**PROBLEM TO SOLVE:** What is the number of lines in the data below that contain "selected"? Reply with the number only.

Top of RECORDS TO PROCESS

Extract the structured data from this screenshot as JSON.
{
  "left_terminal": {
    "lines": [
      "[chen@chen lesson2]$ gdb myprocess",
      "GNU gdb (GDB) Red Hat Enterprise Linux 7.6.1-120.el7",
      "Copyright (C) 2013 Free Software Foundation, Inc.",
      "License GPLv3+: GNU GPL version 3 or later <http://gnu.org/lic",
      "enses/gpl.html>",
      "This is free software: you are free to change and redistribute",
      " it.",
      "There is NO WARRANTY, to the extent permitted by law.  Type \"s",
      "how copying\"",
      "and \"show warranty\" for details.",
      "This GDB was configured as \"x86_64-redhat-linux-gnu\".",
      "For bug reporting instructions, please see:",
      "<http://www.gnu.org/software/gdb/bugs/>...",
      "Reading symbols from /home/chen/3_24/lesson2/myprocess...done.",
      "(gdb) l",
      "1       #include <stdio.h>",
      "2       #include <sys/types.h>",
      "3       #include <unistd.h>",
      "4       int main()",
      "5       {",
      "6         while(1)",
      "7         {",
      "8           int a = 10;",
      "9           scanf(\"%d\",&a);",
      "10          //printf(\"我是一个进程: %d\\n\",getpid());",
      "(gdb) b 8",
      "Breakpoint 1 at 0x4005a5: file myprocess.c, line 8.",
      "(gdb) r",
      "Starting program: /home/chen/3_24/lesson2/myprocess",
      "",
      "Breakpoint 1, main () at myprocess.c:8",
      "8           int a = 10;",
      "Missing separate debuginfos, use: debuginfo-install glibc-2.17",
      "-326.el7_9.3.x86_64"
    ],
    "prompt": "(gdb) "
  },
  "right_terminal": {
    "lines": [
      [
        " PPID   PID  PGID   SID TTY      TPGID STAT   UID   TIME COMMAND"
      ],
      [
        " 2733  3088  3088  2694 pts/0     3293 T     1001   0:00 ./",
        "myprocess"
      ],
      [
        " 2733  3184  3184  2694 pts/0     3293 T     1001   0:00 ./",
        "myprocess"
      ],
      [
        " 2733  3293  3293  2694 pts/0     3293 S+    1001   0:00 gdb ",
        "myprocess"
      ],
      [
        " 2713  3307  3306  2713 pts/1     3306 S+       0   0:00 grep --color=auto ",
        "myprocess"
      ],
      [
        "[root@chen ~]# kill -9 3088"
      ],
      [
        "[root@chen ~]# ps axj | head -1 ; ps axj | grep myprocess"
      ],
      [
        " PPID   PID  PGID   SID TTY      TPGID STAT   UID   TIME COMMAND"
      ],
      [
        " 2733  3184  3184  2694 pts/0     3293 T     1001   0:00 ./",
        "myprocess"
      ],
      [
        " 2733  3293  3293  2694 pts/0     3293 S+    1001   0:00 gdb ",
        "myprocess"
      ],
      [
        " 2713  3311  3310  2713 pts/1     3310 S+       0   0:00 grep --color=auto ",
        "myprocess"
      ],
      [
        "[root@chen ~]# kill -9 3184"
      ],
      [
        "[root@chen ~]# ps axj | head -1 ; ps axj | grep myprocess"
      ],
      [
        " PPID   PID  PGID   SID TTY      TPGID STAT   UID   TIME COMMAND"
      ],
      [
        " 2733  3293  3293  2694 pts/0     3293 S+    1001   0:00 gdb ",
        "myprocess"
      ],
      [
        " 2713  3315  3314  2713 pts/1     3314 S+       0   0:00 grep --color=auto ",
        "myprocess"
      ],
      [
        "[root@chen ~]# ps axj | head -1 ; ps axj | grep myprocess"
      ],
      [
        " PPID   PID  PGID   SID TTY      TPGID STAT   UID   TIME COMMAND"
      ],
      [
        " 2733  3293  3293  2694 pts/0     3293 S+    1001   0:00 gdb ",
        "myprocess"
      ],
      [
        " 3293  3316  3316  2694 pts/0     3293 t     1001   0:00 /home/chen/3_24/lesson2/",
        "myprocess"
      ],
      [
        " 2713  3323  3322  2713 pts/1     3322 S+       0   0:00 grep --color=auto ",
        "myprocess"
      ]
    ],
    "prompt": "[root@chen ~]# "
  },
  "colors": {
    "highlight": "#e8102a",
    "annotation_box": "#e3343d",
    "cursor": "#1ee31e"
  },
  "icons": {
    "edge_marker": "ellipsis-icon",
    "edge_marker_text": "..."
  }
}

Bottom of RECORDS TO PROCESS
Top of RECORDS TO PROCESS

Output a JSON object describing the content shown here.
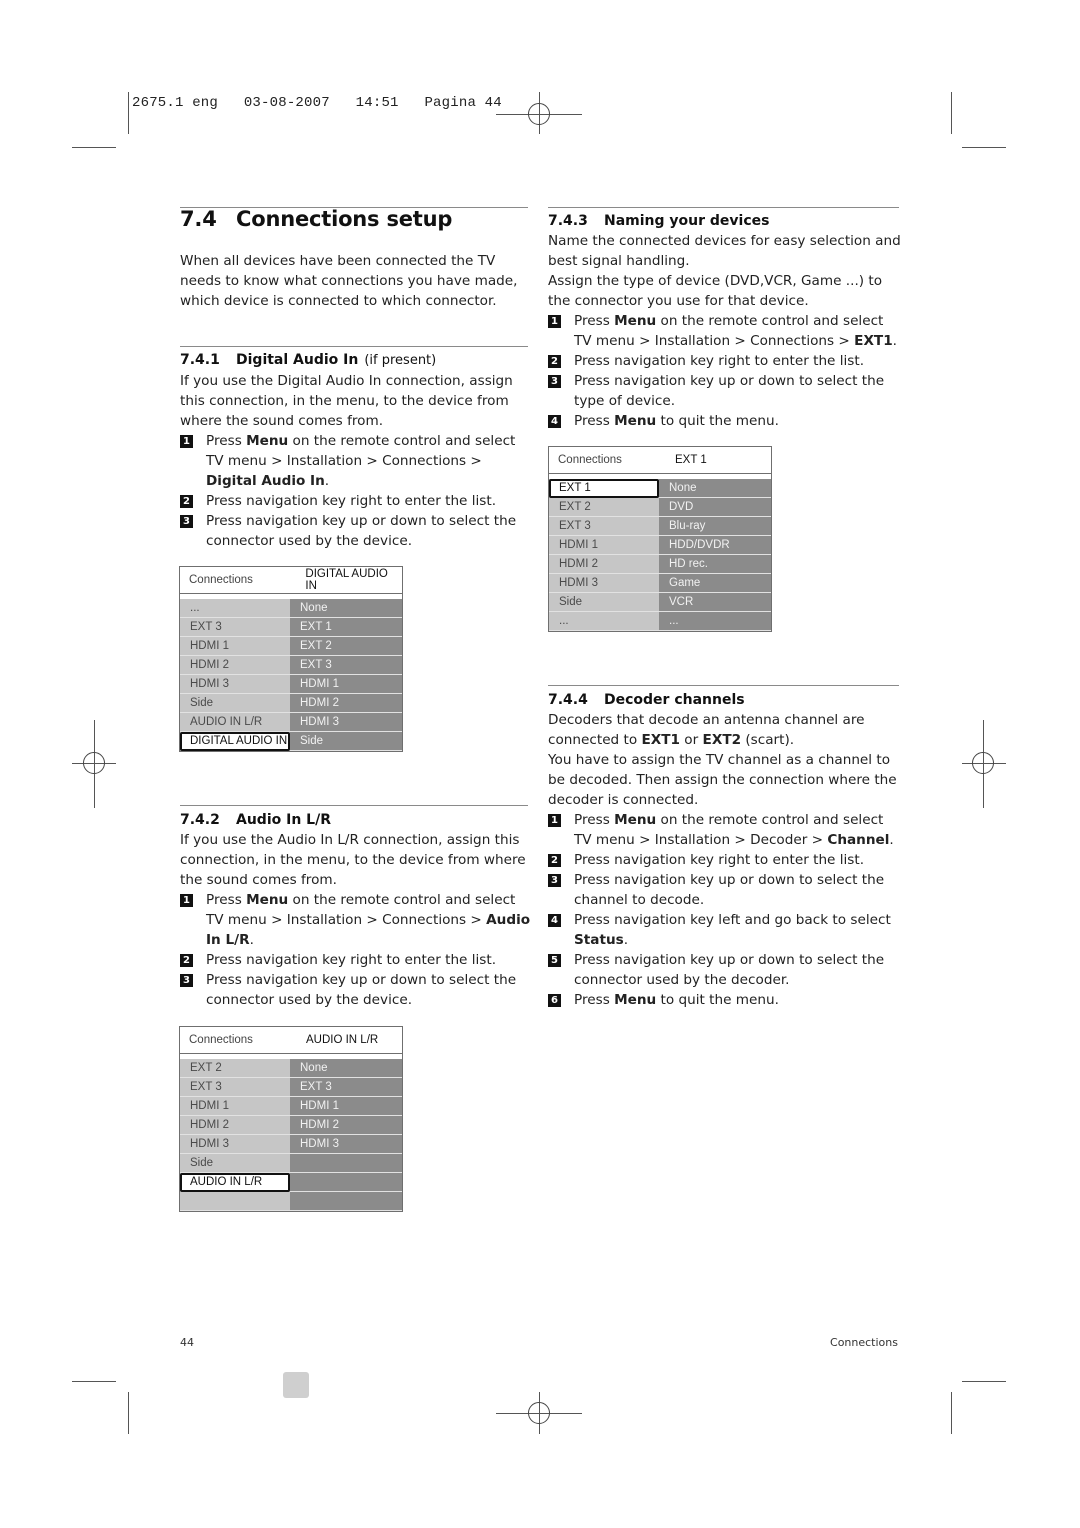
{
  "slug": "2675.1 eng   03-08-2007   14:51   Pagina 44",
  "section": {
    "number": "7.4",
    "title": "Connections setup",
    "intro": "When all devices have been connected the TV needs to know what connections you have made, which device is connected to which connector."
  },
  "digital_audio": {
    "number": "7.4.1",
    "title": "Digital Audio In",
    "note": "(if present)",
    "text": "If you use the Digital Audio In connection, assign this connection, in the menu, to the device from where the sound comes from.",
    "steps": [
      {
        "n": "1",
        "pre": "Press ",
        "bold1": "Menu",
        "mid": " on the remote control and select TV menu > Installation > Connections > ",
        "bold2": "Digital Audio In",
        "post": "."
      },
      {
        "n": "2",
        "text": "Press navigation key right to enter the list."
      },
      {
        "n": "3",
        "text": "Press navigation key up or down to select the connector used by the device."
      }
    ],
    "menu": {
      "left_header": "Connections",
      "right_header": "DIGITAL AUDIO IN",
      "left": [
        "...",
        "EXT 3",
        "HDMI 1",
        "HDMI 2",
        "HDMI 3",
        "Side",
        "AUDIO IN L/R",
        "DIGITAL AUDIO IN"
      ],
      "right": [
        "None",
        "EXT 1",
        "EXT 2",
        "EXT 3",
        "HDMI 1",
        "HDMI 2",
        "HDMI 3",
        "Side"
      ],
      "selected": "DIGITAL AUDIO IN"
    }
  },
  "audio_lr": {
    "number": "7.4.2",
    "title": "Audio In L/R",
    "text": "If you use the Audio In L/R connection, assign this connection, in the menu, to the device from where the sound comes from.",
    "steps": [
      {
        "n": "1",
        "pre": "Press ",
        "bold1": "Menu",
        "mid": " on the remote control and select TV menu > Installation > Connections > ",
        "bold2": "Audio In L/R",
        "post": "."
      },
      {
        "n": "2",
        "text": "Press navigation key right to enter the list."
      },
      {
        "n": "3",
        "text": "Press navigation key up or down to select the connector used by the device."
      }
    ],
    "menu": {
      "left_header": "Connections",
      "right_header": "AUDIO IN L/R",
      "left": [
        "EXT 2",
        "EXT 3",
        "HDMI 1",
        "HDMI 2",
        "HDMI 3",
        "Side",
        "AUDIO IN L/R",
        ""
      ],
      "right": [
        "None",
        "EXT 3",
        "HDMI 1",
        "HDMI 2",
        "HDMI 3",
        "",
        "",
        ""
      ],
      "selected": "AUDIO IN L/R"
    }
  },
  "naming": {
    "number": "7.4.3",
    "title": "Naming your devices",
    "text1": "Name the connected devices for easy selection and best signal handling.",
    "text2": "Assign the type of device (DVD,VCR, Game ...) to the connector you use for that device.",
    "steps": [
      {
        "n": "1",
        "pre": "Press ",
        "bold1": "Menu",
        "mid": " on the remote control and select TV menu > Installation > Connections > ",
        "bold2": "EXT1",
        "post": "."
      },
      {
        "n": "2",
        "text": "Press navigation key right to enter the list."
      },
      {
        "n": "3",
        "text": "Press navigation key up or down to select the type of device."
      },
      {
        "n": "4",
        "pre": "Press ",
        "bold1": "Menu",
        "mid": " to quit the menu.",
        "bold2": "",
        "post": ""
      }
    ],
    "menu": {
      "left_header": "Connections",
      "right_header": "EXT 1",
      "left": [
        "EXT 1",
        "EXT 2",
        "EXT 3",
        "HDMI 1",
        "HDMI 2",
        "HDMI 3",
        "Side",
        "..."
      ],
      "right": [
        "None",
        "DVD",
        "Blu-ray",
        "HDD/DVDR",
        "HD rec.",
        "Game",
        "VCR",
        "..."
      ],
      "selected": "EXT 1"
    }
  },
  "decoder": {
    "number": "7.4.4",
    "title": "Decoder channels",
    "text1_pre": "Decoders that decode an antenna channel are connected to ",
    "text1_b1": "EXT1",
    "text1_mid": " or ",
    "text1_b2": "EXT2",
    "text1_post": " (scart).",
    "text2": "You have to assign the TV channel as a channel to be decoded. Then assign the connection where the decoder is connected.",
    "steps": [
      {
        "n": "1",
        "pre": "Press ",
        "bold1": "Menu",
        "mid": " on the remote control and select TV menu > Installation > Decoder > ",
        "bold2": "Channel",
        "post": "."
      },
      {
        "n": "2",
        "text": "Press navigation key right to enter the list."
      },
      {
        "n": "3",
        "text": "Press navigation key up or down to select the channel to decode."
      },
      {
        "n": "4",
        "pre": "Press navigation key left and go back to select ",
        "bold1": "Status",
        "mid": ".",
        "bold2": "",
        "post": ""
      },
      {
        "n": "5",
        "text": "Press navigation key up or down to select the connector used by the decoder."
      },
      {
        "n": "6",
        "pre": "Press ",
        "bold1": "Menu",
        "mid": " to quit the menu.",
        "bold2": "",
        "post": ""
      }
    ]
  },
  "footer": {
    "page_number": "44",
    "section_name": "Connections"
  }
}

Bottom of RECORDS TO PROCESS

**OUTPUT FOR THIS EXERCISE:** 3